When Advertising Becomes Political Speech: The Case of Crisis Pregnancy Centers
The National Institute of Family and Life Advocates (NIFLA) is a membership organization for crisis pregnancy centers (CPCs), which are medically licensed or unlicensed institutions that frequently present themselves as full-service reproductive clinics in advertising, but do not perform abortions. NIFLA provides legal counsel and other services for hundreds of CPCs in the United States. Pro-choice organizations and other social justice advocates have described CPCs’ ads as misleading because they often imply that CPCs perform abortions. This criticism has led multiple states, including California, to attempt to regulate CPCs’ ads because of their misleading nature. In a new article in First Amendment Studies, Bradley Queen argues that the 2018 Supreme Court case National Institute of Family and Life Advocates v. Becerra failed to consider the CPCs’ ads and marketing as commercial speech, which sets a troubling precedent for speech and reproductive rights.
NIFLA v. Becerra
California’s Freedom, Accountability, Comprehensive Care, and Transparency (FACT) Act was intended to prevent CPCs from engaging in misleading or deceptive advertising and other practices that can mislead patients about the services CPCs offer and their status as medically licensed institutions. The deceptive practices at CPCs have harmed patients in a variety of ways, such as forcing patients to watch graphic videos about abortion before declaring that the center does not offer that service, telling patients that they are too far along to consider abortion when they are not, or misreading ultrasounds in ways that have led to serious physical harm. The FACT Act attempted to remedy these harms by requiring specific disclosures, including disclosing that facilities were not licensed medical facilities and informing patients about their options regarding contraception and abortion.
In National Institute of Family and Life Advocates (NIFLA) v. Becerra, NIFLA alleged that California’s FACT Act violated CPCs’ First Amendment rights, and, in a 5-4 decision, the Supreme Court agreed.
In the article, Queen notes that the Court relied on Zauderer v. Office of Disciplinary Counsel of the Supreme Court of Ohio (1985), which pertains to commercial speech. Due to potential harms from false speech, false commercial speech, such as product and services advertising, has not traditionally received full protection under the First Amendment. Instead, such speech can be limited in the interests of protecting consumers from deception in marketplaces.

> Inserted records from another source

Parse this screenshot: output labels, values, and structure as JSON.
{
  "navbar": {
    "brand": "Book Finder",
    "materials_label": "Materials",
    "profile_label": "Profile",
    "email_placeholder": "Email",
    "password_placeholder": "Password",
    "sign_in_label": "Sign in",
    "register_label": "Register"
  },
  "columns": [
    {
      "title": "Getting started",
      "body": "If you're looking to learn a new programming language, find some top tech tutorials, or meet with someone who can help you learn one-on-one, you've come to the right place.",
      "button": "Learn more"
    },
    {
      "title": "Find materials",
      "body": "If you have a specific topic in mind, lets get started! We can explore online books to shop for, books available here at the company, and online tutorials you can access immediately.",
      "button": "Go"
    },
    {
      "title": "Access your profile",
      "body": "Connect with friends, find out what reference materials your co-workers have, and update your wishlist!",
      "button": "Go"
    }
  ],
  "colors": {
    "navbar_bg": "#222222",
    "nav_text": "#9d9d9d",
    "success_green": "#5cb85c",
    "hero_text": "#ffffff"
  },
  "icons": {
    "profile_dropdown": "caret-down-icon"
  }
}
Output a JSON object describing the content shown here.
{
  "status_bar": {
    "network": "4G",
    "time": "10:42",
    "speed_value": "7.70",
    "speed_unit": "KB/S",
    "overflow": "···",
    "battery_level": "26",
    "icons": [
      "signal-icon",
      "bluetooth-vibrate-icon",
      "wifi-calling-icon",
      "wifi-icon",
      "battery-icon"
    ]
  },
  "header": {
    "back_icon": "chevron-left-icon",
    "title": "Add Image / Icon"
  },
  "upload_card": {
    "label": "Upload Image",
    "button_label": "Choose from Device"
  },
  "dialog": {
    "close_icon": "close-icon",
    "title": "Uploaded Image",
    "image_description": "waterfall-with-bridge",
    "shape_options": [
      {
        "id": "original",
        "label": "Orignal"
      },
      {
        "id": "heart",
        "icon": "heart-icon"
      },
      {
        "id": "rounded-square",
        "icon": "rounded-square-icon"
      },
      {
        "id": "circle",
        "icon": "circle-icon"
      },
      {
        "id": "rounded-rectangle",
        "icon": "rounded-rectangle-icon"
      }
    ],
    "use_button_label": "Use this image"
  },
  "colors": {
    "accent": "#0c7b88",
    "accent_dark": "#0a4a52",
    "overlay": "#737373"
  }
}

The Zauderer decision on which the Court relies is concerned with preventing consumer confusion by using disclosure requirements to limit the harms caused by false commercial speech. However, in NIFLA v. Becerra, Queen argues that “the majority eschews this aspect of Zauderer to exploit its ill-conceived controversiality test.” In this case, the Court assessed the CPCs’ speech as ideological speech, rather than factually hardy commercial speech. Thus, the majority determined that the CPCs’ speech was not subject to Zauderer at all. Instead, the majority argued, the FACT Act was an attempt at viewpoint discrimination and an attempt to stifle the pro-life viewpoint of CPCs.
Criticism of the NIFLA v. Becerra Decision
According to Queen, the reasoning in NIFLA v. Becerra is flawed, in part because “Justice Thomas assumes NIFLA’s pro-life advocacy is visible but does not engage NIFLA’s speech directly.” Thomas’ majority opinion never considers how the FACT Act disclosures interact with the CPCs’ own speech, including ads and the practices at the clinics. Queen notes that a more substantive look at the speech acts themselves would make clear that they are commercial speech. In addition, the larger context of commercial speech within the reproductive products market is not considered at all, even though such speech has consequences for patients’ health.
Queen argues that the NIFLA decision undermines previous decisions that have long served to protect consumers. Thus, NIFLA’s speech is not judged on the same standards as previous commercial speech cases, and the ill effects of the speech are not considered. Queen concludes that the NIFLA decision ultimately determines that “a woman’s right to accurate information when considering reproductive choices” is less important than the right of a speaker, even in a commercial marketplace.